*Instructions to follow*. The answer is the complete listing below, written out again exactly.

─── Data section ───

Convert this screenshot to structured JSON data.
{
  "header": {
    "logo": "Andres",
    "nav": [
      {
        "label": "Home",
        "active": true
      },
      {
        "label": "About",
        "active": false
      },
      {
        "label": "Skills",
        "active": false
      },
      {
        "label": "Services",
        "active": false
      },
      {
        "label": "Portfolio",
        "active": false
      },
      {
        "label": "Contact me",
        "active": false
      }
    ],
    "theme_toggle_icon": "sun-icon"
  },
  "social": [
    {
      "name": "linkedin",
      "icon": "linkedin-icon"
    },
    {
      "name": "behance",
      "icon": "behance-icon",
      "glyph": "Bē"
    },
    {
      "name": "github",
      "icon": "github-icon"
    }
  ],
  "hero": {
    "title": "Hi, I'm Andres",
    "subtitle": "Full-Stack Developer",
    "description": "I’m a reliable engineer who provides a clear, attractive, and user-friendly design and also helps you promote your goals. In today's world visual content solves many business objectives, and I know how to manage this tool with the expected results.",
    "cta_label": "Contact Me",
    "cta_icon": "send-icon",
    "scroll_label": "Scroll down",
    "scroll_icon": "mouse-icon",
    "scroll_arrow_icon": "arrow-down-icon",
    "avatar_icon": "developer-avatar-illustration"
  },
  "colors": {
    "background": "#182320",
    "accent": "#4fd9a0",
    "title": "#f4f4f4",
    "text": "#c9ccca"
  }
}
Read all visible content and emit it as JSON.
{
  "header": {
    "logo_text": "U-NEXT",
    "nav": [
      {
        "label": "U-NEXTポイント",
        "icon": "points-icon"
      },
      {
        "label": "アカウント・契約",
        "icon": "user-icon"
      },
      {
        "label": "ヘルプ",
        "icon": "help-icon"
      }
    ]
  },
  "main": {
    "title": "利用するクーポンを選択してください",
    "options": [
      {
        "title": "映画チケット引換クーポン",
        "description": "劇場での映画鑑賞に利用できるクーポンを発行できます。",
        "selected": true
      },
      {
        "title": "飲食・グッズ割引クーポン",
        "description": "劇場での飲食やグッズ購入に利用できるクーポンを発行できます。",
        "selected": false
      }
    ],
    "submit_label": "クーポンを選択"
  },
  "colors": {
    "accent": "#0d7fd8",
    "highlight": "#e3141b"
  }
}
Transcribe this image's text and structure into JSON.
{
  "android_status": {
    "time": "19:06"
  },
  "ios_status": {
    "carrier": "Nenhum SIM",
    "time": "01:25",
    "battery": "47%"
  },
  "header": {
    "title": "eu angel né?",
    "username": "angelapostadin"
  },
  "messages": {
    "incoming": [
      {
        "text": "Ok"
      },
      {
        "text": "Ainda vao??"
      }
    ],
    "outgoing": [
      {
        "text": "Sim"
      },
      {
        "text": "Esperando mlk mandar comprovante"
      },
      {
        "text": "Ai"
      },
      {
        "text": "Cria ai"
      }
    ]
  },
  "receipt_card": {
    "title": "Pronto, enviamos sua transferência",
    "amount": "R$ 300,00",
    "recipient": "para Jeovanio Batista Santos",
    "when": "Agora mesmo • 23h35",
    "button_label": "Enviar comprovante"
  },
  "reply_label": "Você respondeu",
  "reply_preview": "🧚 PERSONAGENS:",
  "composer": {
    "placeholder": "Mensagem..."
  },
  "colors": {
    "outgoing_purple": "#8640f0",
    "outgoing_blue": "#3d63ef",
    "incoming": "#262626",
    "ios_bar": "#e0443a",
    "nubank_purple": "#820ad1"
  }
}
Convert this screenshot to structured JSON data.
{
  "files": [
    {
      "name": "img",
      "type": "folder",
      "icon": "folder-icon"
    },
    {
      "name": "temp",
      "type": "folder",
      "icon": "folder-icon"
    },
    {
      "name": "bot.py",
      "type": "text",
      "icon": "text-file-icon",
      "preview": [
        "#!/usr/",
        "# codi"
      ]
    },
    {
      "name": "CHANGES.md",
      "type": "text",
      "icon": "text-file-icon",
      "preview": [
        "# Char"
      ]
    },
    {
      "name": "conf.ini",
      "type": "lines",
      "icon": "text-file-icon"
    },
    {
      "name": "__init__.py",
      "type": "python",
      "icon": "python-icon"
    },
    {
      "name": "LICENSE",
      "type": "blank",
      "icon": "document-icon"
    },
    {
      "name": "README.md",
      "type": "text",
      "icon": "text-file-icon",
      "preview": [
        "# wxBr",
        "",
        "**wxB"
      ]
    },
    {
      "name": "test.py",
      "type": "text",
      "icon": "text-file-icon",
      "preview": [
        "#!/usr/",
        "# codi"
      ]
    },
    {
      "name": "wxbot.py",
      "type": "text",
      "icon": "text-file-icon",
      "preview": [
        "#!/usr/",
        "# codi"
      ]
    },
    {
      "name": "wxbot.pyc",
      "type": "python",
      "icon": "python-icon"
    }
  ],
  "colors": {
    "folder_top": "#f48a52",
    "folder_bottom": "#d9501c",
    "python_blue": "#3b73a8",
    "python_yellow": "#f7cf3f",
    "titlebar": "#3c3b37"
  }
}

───

*Task output*.
Convert this screenshot to structured JSON data.
{
  "header": {
    "logo": "Andres",
    "nav": [
      {
        "label": "Home",
        "active": true
      },
      {
        "label": "About",
        "active": false
      },
      {
        "label": "Skills",
        "active": false
      },
      {
        "label": "Services",
        "active": false
      },
      {
        "label": "Portfolio",
        "active": false
      },
      {
        "label": "Contact me",
        "active": false
      }
    ],
    "theme_toggle_icon": "sun-icon"
  },
  "social": [
    {
      "name": "linkedin",
      "icon": "linkedin-icon"
    },
    {
      "name": "behance",
      "icon": "behance-icon",
      "glyph": "Bē"
    },
    {
      "name": "github",
      "icon": "github-icon"
    }
  ],
  "hero": {
    "title": "Hi, I'm Andres",
    "subtitle": "Full-Stack Developer",
    "description": "I’m a reliable engineer who provides a clear, attractive, and user-friendly design and also helps you promote your goals. In today's world visual content solves many business objectives, and I know how to manage this tool with the expected results.",
    "cta_label": "Contact Me",
    "cta_icon": "send-icon",
    "scroll_label": "Scroll down",
    "scroll_icon": "mouse-icon",
    "scroll_arrow_icon": "arrow-down-icon",
    "avatar_icon": "developer-avatar-illustration"
  },
  "colors": {
    "background": "#182320",
    "accent": "#4fd9a0",
    "title": "#f4f4f4",
    "text": "#c9ccca"
  }
}
Read all visible content and emit it as JSON.
{
  "header": {
    "logo_text": "U-NEXT",
    "nav": [
      {
        "label": "U-NEXTポイント",
        "icon": "points-icon"
      },
      {
        "label": "アカウント・契約",
        "icon": "user-icon"
      },
      {
        "label": "ヘルプ",
        "icon": "help-icon"
      }
    ]
  },
  "main": {
    "title": "利用するクーポンを選択してください",
    "options": [
      {
        "title": "映画チケット引換クーポン",
        "description": "劇場での映画鑑賞に利用できるクーポンを発行できます。",
        "selected": true
      },
      {
        "title": "飲食・グッズ割引クーポン",
        "description": "劇場での飲食やグッズ購入に利用できるクーポンを発行できます。",
        "selected": false
      }
    ],
    "submit_label": "クーポンを選択"
  },
  "colors": {
    "accent": "#0d7fd8",
    "highlight": "#e3141b"
  }
}
Transcribe this image's text and structure into JSON.
{
  "android_status": {
    "time": "19:06"
  },
  "ios_status": {
    "carrier": "Nenhum SIM",
    "time": "01:25",
    "battery": "47%"
  },
  "header": {
    "title": "eu angel né?",
    "username": "angelapostadin"
  },
  "messages": {
    "incoming": [
      {
        "text": "Ok"
      },
      {
        "text": "Ainda vao??"
      }
    ],
    "outgoing": [
      {
        "text": "Sim"
      },
      {
        "text": "Esperando mlk mandar comprovante"
      },
      {
        "text": "Ai"
      },
      {
        "text": "Cria ai"
      }
    ]
  },
  "receipt_card": {
    "title": "Pronto, enviamos sua transferência",
    "amount": "R$ 300,00",
    "recipient": "para Jeovanio Batista Santos",
    "when": "Agora mesmo • 23h35",
    "button_label": "Enviar comprovante"
  },
  "reply_label": "Você respondeu",
  "reply_preview": "🧚 PERSONAGENS:",
  "composer": {
    "placeholder": "Mensagem..."
  },
  "colors": {
    "outgoing_purple": "#8640f0",
    "outgoing_blue": "#3d63ef",
    "incoming": "#262626",
    "ios_bar": "#e0443a",
    "nubank_purple": "#820ad1"
  }
}
Convert this screenshot to structured JSON data.
{
  "files": [
    {
      "name": "img",
      "type": "folder",
      "icon": "folder-icon"
    },
    {
      "name": "temp",
      "type": "folder",
      "icon": "folder-icon"
    },
    {
      "name": "bot.py",
      "type": "text",
      "icon": "text-file-icon",
      "preview": [
        "#!/usr/",
        "# codi"
      ]
    },
    {
      "name": "CHANGES.md",
      "type": "text",
      "icon": "text-file-icon",
      "preview": [
        "# Char"
      ]
    },
    {
      "name": "conf.ini",
      "type": "lines",
      "icon": "text-file-icon"
    },
    {
      "name": "__init__.py",
      "type": "python",
      "icon": "python-icon"
    },
    {
      "name": "LICENSE",
      "type": "blank",
      "icon": "document-icon"
    },
    {
      "name": "README.md",
      "type": "text",
      "icon": "text-file-icon",
      "preview": [
        "# wxBr",
        "",
        "**wxB"
      ]
    },
    {
      "name": "test.py",
      "type": "text",
      "icon": "text-file-icon",
      "preview": [
        "#!/usr/",
        "# codi"
      ]
    },
    {
      "name": "wxbot.py",
      "type": "text",
      "icon": "text-file-icon",
      "preview": [
        "#!/usr/",
        "# codi"
      ]
    },
    {
      "name": "wxbot.pyc",
      "type": "python",
      "icon": "python-icon"
    }
  ],
  "colors": {
    "folder_top": "#f48a52",
    "folder_bottom": "#d9501c",
    "python_blue": "#3b73a8",
    "python_yellow": "#f7cf3f",
    "titlebar": "#3c3b37"
  }
}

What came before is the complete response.